- [WHAT YOU NEED TO DO]:
Would you reproduce all of the entries below, character for character?

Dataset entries
+++++
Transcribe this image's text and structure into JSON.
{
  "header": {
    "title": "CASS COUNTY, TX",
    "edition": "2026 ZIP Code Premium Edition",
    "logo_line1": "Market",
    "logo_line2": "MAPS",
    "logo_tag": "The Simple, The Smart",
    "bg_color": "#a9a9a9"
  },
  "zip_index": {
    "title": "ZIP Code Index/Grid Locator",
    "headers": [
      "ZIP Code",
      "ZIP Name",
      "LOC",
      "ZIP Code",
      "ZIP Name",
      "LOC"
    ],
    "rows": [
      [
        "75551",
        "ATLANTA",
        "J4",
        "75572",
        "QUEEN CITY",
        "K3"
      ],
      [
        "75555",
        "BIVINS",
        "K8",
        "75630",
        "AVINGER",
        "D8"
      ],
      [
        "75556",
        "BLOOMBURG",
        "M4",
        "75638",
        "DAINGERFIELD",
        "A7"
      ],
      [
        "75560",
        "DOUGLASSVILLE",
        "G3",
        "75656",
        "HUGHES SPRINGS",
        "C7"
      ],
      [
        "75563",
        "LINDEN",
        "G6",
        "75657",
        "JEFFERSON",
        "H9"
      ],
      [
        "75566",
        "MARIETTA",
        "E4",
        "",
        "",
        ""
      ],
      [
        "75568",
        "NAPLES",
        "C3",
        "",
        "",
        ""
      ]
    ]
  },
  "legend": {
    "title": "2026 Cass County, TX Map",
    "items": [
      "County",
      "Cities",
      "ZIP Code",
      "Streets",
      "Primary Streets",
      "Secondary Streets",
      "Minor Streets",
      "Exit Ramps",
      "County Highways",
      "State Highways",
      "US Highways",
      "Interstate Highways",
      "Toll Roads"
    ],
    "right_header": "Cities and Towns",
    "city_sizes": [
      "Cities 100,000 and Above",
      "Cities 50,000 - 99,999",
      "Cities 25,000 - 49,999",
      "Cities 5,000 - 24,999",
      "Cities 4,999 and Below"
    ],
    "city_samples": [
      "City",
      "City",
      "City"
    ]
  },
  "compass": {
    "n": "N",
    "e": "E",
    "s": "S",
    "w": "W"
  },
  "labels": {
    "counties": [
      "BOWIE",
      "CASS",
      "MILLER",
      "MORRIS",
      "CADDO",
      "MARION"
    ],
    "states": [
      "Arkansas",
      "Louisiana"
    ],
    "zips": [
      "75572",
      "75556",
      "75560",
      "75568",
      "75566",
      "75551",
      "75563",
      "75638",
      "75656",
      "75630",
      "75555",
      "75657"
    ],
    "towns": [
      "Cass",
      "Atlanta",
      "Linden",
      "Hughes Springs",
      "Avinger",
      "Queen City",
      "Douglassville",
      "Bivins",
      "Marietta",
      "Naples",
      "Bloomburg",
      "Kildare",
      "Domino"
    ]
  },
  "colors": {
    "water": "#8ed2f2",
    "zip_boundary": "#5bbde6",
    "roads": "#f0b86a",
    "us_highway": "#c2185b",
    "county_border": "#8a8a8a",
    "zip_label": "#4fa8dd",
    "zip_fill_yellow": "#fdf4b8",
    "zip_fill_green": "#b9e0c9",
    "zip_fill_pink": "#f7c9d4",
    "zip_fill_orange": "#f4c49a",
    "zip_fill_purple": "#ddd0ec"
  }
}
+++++
- [EXERCISE SOLUTION]:
Transcribe this image's text and structure into JSON.
{
  "header": {
    "title": "CASS COUNTY, TX",
    "edition": "2026 ZIP Code Premium Edition",
    "logo_line1": "Market",
    "logo_line2": "MAPS",
    "logo_tag": "The Simple, The Smart",
    "bg_color": "#a9a9a9"
  },
  "zip_index": {
    "title": "ZIP Code Index/Grid Locator",
    "headers": [
      "ZIP Code",
      "ZIP Name",
      "LOC",
      "ZIP Code",
      "ZIP Name",
      "LOC"
    ],
    "rows": [
      [
        "75551",
        "ATLANTA",
        "J4",
        "75572",
        "QUEEN CITY",
        "K3"
      ],
      [
        "75555",
        "BIVINS",
        "K8",
        "75630",
        "AVINGER",
        "D8"
      ],
      [
        "75556",
        "BLOOMBURG",
        "M4",
        "75638",
        "DAINGERFIELD",
        "A7"
      ],
      [
        "75560",
        "DOUGLASSVILLE",
        "G3",
        "75656",
        "HUGHES SPRINGS",
        "C7"
      ],
      [
        "75563",
        "LINDEN",
        "G6",
        "75657",
        "JEFFERSON",
        "H9"
      ],
      [
        "75566",
        "MARIETTA",
        "E4",
        "",
        "",
        ""
      ],
      [
        "75568",
        "NAPLES",
        "C3",
        "",
        "",
        ""
      ]
    ]
  },
  "legend": {
    "title": "2026 Cass County, TX Map",
    "items": [
      "County",
      "Cities",
      "ZIP Code",
      "Streets",
      "Primary Streets",
      "Secondary Streets",
      "Minor Streets",
      "Exit Ramps",
      "County Highways",
      "State Highways",
      "US Highways",
      "Interstate Highways",
      "Toll Roads"
    ],
    "right_header": "Cities and Towns",
    "city_sizes": [
      "Cities 100,000 and Above",
      "Cities 50,000 - 99,999",
      "Cities 25,000 - 49,999",
      "Cities 5,000 - 24,999",
      "Cities 4,999 and Below"
    ],
    "city_samples": [
      "City",
      "City",
      "City"
    ]
  },
  "compass": {
    "n": "N",
    "e": "E",
    "s": "S",
    "w": "W"
  },
  "labels": {
    "counties": [
      "BOWIE",
      "CASS",
      "MILLER",
      "MORRIS",
      "CADDO",
      "MARION"
    ],
    "states": [
      "Arkansas",
      "Louisiana"
    ],
    "zips": [
      "75572",
      "75556",
      "75560",
      "75568",
      "75566",
      "75551",
      "75563",
      "75638",
      "75656",
      "75630",
      "75555",
      "75657"
    ],
    "towns": [
      "Cass",
      "Atlanta",
      "Linden",
      "Hughes Springs",
      "Avinger",
      "Queen City",
      "Douglassville",
      "Bivins",
      "Marietta",
      "Naples",
      "Bloomburg",
      "Kildare",
      "Domino"
    ]
  },
  "colors": {
    "water": "#8ed2f2",
    "zip_boundary": "#5bbde6",
    "roads": "#f0b86a",
    "us_highway": "#c2185b",
    "county_border": "#8a8a8a",
    "zip_label": "#4fa8dd",
    "zip_fill_yellow": "#fdf4b8",
    "zip_fill_green": "#b9e0c9",
    "zip_fill_pink": "#f7c9d4",
    "zip_fill_orange": "#f4c49a",
    "zip_fill_purple": "#ddd0ec"
  }
}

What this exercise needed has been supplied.